Pacific Gas and Electric Company cut electricity in parts of northern California on Wednesday to lower the risk of the company's equipment starting a wildfire, a tactic it warned residents about in February.
The company said 98% had power restored by 10:30 p.m. local time Friday. But the week's changes, following another preventative power outage just last month, have brought outrage and upheaval.
And officials say this could become California's "new abnormal," as the state sees especially dry and windy conditions.
What a 'new abnormal' looks like
The power outages Californians may have to prepare for in the future have affected education, business and everyday life.
The outage has racked up a bill of at least half a million dollars for the city of San Jose, where Mayor Sam Liccardo warned residents to make emergency kits and shelter in place as the loss of power put some traffic lights out.
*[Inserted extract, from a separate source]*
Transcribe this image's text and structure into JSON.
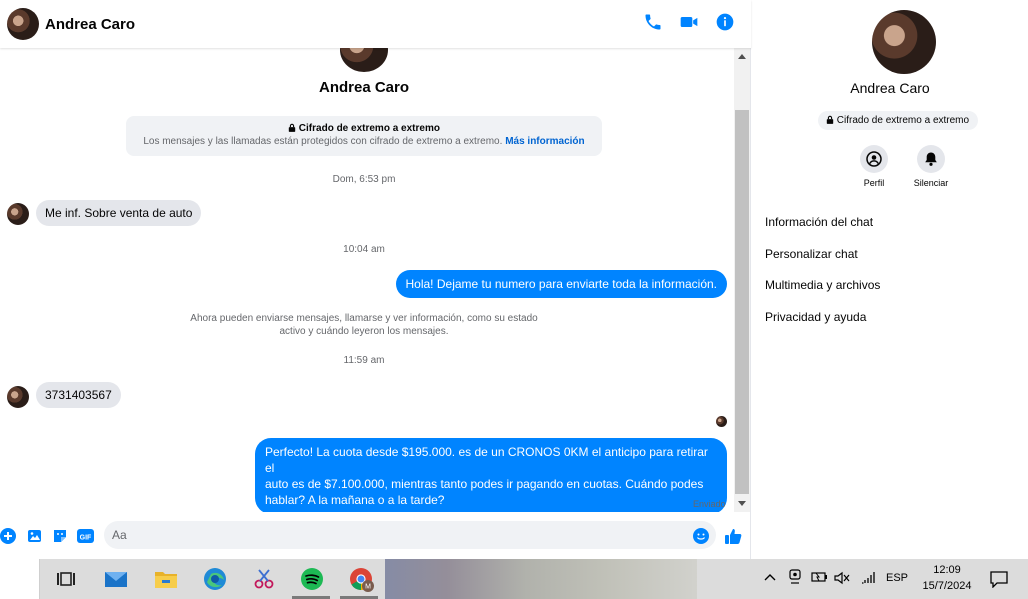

Residents stocked up on water and waited in long lines to fill up on gas before the shortage.
Without power, classes were canceled at UC Berkeley Friday, and faculty and staff were told to stay away from campus, according to a statement from the university.
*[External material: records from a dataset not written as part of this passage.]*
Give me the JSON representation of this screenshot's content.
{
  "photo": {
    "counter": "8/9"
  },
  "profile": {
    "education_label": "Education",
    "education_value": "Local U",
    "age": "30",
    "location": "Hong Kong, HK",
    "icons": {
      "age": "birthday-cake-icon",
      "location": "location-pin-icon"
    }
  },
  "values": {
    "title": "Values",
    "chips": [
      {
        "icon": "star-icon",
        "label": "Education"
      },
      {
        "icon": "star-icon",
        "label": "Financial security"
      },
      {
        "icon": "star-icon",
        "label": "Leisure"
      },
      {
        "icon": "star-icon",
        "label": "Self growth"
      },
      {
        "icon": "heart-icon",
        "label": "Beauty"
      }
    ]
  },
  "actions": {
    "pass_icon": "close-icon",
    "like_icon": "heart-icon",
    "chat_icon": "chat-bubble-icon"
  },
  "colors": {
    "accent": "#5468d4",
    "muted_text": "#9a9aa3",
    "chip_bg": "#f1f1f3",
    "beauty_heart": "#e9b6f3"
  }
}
Both homes and businesses scrambled to salvage their sustenance and their incomes.
One woman, who had previously lost her home in a fire, drove a half-hour to a relative's home to store the contents of her refrigerator when she got word that she would lose power. Business owners, like restaurateur Linda Lokey, say they have lost as much as tens of thousands of dollars in business and wasted supplies.
"For mom and pops like us and all the businesses here, this can be very devastating and catastrophic for our business to recover from," Lokey told CNN affiliate KTXL.
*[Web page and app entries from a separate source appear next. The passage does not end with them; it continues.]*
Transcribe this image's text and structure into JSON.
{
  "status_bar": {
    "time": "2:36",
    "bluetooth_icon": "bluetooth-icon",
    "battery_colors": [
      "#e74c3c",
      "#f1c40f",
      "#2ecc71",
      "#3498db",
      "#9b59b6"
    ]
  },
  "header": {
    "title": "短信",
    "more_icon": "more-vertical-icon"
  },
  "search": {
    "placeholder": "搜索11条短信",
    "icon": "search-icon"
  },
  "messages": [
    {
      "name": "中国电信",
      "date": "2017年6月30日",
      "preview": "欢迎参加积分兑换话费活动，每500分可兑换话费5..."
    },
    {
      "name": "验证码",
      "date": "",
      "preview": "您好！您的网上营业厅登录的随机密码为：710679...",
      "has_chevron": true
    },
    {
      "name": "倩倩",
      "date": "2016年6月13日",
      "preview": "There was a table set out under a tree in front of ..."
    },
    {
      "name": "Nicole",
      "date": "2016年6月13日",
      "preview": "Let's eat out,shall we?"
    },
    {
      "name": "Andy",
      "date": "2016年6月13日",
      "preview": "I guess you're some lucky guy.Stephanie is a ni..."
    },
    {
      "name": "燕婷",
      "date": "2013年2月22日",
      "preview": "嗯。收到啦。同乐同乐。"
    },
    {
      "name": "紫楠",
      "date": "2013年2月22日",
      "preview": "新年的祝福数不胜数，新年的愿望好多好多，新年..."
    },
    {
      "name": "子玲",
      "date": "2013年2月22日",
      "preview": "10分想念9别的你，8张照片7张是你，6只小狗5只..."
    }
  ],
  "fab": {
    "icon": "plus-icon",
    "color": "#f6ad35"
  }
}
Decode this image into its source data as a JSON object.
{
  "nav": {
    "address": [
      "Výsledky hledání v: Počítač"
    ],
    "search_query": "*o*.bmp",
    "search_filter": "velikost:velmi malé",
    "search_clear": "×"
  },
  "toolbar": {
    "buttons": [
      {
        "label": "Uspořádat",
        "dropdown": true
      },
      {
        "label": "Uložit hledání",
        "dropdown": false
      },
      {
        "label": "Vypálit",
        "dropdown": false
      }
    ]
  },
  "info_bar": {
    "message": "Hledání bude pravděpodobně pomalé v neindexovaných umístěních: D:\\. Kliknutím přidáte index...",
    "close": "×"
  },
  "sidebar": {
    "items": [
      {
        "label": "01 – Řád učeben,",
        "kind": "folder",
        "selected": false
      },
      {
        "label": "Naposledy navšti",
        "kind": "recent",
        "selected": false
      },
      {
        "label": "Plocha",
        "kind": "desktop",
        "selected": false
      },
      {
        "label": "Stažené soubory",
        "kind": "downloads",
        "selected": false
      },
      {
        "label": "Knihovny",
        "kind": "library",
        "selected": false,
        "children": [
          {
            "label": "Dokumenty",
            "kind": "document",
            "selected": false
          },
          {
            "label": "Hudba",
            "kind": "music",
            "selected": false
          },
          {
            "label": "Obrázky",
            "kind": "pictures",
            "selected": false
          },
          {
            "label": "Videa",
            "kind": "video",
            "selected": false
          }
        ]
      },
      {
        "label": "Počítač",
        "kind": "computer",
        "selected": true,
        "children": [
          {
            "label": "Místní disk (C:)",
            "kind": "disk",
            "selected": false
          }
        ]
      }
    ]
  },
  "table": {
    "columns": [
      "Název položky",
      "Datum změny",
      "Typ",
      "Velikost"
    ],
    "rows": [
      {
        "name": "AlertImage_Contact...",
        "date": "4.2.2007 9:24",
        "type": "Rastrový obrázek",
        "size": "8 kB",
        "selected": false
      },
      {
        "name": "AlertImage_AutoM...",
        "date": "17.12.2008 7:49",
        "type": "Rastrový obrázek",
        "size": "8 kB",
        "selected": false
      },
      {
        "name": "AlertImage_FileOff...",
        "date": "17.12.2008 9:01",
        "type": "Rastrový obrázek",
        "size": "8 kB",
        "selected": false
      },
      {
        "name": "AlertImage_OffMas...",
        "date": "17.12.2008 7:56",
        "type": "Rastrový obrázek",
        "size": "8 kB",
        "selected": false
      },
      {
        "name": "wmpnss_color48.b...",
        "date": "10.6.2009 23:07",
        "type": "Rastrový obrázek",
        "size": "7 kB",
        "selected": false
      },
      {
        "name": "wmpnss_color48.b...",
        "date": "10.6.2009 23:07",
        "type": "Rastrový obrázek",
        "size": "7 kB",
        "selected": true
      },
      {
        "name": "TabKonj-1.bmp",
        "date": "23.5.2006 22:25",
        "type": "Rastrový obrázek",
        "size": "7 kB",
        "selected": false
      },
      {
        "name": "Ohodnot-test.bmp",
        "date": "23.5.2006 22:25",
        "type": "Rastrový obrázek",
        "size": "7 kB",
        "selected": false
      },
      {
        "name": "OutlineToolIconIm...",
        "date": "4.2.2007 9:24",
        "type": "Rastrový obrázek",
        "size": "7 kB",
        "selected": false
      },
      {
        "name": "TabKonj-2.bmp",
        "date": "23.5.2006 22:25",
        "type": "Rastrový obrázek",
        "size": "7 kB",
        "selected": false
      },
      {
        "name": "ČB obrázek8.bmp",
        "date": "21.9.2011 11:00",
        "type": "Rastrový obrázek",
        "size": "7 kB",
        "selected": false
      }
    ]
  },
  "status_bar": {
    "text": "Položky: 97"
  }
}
A fire season on the rise
During the state's fire season, high winds and dry conditions fuel the massive flames. And as the climate in the region changes, so does the intensity of California's fires, according to CNN meteorologist Robert Shackelford.
Since the 1970s, he said, California wildfires have increased in size by eight times, and the annual area burned by fires has increased by nearly 500%.
As the environment changes, PG&E's Sumeet Singh told reporters Wednesday that "dealing with wildfires is the new abnormal within California."
Those words echo what former Gov. Jerry Brown said during last year's Camp Fire -- the deadliest in the state's history. "This is not the new normal, this is the new abnormal," Brown said at the time. "The chickens are coming home to roost, this is real here."
Re-inspect, repair or shutdown
PG&E has said that it's "probable" that the company's equipment started the Camp Fire when a powerline touched nearby trees. The fire left 85 dead. In September, the company reached an $11 billion settlement with insurance companies for claims stemming from the Campfire and 2017 fires in the region.
The fires and an earlier explosion of a gas pipeline led to a federal case against PG&E, which brought new requirements for the company.
The judgement ordered that the company's electrical grid be re-inspected. The areas deemed to be unsafe were to be documented and addressed. But if the weather reached fire risky conditions, those areas marked still unsafe and unattended to could have power shut off.
"Reliability is important but safety must come first. Profits are important but safety must come first," the court's 2019 order said.
As the dry winds increased, the company shut off power to areas that were marked unsafe.
"We faced a choice between hardship or safety, and we chose safety," said Michael Lewis, senior vice president of PG&E's electric operations. "We deeply apologize for the inconvenience and the hardship, but we stand by the decision because the safety of our customers and communities must come first."
But many, like Gov. Gavin Newsom, see the shutdown as a way to avoid the cost of repairing and updating the company's equipment.
"Turning off the power to hundreds of thousands of businesses, public facilities and homes during high wind events may be necessary at the moment, but it cannot be allowed to become the new normal. It's not a sustainable, long-term solution for any community," Congresswoman Jackie Speier posted on Facebook.
Members of the public have lashed out. PG&E said its Oroville office was egged, and California Highway Patrol reported that someone had fired a bullet into one of the company's vehicles Tuesday.
"We really want to put pressure on PG&E to make investments on their infrastructure to make it safe and reliable so they won't have to shut down when there are weather events," San Jose Deputy City Manager Kip Harkness said.
CNN's Harmeet Kaur, Ray Sanchez, Sarah Moon, Christina Maxouris and Alanne Orjoux contributed to this report.